**Dataset records**:

※

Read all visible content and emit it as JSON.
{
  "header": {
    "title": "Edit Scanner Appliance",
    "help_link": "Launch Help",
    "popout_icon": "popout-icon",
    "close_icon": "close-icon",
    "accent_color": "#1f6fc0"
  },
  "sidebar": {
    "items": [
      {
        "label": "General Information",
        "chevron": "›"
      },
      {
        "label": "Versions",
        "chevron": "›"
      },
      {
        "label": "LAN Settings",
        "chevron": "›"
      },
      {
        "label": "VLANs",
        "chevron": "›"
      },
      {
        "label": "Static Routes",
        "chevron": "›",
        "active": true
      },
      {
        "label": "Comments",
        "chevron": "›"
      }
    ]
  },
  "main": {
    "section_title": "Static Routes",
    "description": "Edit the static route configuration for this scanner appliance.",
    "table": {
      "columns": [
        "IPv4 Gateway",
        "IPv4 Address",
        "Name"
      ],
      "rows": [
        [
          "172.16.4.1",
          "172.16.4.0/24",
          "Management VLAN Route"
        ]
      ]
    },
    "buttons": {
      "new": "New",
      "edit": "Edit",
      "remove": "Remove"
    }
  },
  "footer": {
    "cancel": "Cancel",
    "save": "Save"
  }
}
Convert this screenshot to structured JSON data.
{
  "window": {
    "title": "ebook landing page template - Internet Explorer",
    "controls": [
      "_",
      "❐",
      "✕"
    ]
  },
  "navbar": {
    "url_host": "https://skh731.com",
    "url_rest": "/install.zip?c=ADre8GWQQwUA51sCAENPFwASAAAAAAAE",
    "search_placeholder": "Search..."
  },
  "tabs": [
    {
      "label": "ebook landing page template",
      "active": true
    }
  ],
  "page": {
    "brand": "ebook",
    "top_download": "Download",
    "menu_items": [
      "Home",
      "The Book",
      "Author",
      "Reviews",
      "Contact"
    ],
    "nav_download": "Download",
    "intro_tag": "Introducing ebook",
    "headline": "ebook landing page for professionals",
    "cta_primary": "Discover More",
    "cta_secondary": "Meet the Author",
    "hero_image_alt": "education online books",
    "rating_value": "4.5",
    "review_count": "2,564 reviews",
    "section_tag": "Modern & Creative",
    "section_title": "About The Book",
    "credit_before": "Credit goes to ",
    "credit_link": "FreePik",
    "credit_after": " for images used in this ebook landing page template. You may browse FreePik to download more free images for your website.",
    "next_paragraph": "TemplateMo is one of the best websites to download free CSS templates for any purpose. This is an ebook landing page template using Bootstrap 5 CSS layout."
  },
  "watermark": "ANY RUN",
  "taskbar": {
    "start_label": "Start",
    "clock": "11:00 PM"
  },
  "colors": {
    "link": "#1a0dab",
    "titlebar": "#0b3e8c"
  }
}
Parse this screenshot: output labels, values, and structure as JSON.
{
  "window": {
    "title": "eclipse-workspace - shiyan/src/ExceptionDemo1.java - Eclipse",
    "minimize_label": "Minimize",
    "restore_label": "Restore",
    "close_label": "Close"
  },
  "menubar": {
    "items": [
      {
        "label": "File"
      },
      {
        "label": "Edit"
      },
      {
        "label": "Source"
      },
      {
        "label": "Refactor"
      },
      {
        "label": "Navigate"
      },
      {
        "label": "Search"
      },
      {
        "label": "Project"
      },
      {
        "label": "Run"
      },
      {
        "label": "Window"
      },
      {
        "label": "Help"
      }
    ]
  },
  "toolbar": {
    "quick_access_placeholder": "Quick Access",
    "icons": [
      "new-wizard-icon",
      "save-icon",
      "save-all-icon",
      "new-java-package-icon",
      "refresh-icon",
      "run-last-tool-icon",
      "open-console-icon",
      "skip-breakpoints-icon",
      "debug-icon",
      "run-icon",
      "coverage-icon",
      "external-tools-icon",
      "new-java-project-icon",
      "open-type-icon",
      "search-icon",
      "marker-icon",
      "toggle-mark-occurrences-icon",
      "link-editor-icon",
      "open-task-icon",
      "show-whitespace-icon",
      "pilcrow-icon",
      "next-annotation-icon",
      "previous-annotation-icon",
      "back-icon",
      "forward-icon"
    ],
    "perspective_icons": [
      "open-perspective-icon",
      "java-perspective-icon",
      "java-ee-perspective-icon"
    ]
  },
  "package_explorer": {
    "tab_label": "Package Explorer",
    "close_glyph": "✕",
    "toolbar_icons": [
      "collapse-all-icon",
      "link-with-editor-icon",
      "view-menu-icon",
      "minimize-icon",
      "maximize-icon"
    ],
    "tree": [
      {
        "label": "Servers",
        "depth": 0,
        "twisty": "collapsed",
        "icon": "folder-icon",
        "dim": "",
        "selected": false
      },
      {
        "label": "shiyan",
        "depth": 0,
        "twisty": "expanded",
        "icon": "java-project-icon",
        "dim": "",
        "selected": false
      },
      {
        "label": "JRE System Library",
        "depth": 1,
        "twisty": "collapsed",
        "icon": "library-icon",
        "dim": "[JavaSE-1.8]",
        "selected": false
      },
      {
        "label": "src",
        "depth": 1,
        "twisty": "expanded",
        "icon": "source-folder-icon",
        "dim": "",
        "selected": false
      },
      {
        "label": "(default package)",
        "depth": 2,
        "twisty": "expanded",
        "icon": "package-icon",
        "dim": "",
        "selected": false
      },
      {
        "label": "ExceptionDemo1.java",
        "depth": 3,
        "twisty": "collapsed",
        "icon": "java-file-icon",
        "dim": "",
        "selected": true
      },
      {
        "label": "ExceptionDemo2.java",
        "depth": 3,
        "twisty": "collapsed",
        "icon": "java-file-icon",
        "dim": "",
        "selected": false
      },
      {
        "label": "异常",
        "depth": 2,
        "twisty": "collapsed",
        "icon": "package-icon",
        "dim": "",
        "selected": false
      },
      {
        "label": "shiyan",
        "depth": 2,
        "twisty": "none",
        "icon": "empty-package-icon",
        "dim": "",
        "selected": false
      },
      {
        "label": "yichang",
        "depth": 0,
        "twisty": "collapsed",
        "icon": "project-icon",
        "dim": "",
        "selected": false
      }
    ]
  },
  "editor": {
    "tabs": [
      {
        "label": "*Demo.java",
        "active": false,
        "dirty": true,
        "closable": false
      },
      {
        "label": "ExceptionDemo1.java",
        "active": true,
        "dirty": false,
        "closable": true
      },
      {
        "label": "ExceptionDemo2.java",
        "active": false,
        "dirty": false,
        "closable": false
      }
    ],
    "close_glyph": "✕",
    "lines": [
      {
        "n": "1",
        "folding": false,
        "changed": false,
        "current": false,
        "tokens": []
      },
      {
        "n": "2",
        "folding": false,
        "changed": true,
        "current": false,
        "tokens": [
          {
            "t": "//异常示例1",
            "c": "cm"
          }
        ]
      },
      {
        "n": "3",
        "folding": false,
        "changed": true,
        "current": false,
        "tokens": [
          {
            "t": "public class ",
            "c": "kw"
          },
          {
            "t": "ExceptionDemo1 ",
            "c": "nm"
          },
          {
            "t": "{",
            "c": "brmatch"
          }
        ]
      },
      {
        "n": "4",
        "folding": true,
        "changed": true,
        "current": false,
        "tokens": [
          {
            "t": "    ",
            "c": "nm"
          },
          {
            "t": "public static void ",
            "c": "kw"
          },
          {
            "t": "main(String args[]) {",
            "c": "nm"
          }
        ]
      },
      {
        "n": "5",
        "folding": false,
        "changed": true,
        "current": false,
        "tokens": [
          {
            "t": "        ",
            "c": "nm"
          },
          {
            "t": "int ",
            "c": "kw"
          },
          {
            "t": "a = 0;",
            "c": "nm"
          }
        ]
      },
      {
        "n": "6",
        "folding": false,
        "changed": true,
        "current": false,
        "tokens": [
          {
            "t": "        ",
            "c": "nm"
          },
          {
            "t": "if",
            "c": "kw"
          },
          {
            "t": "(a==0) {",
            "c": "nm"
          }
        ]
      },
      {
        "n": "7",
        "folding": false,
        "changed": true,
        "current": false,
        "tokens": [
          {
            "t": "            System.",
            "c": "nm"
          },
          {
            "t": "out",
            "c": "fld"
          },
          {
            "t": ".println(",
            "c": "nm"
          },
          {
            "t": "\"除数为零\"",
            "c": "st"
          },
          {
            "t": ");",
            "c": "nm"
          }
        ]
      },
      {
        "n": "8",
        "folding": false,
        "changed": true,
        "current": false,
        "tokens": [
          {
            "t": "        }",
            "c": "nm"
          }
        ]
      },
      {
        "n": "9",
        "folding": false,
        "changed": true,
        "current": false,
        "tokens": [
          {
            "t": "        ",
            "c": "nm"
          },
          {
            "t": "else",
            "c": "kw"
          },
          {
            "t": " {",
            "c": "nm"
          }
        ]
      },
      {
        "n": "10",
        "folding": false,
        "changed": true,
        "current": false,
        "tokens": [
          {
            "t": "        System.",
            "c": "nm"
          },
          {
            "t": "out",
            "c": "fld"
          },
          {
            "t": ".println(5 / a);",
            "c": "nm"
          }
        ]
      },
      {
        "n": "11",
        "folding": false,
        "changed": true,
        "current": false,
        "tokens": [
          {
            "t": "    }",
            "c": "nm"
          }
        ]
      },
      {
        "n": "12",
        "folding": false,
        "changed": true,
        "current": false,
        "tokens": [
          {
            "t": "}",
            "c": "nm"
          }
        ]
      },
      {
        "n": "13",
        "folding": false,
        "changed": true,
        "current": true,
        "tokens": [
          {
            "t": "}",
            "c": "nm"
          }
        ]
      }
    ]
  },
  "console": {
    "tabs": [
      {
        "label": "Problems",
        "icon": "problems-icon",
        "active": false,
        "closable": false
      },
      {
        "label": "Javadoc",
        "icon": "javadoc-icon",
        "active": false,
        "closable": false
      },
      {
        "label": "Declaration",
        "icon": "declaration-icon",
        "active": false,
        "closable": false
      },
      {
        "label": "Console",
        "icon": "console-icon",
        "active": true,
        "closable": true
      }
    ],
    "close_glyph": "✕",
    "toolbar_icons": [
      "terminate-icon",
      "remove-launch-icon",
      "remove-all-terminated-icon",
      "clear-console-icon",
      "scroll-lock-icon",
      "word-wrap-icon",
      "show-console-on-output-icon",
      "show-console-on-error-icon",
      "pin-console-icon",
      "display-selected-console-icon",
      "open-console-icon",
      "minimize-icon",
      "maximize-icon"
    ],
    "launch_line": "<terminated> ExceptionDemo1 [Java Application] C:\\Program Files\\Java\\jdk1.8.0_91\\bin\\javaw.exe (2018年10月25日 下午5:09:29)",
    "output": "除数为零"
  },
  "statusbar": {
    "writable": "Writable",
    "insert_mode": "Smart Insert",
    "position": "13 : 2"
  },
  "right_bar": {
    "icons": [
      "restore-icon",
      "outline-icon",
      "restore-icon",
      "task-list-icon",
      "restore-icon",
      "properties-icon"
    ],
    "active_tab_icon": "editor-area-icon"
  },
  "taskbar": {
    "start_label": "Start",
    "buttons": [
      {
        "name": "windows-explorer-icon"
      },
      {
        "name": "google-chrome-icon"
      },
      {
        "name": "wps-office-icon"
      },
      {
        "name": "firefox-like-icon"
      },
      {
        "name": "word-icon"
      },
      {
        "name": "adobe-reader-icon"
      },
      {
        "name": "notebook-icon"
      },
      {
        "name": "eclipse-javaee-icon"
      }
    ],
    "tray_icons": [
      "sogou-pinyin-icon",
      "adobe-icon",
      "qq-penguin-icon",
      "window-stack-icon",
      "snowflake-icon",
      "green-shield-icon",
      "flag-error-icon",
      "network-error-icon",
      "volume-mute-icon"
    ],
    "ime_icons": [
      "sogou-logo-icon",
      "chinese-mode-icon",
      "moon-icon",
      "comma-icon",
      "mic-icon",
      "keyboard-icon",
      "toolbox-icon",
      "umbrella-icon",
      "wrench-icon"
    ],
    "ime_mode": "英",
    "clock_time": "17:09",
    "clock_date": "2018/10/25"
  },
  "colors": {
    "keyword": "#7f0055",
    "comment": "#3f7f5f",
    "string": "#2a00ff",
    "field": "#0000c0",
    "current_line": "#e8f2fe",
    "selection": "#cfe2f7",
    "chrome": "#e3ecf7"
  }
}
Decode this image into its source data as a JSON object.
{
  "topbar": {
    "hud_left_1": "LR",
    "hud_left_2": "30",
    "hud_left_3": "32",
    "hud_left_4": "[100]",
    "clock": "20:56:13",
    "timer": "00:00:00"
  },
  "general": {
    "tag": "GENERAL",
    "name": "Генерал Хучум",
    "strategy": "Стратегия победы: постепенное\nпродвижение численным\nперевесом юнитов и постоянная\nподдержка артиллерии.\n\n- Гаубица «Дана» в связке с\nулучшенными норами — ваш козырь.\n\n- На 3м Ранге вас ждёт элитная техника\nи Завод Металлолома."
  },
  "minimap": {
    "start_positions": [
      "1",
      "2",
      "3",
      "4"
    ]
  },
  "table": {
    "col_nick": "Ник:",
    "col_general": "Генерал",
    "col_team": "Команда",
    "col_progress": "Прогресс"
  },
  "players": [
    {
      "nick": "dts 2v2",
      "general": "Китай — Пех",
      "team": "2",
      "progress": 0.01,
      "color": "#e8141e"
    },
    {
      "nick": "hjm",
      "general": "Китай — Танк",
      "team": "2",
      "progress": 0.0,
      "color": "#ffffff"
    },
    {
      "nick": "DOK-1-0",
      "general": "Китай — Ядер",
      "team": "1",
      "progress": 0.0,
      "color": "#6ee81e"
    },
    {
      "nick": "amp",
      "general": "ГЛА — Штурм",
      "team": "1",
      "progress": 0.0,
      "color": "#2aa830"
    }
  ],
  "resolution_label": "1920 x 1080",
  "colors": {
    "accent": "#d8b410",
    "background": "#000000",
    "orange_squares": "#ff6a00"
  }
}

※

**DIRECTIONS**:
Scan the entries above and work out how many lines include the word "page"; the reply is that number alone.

**OUTPUT FOR THIS TASK**:
6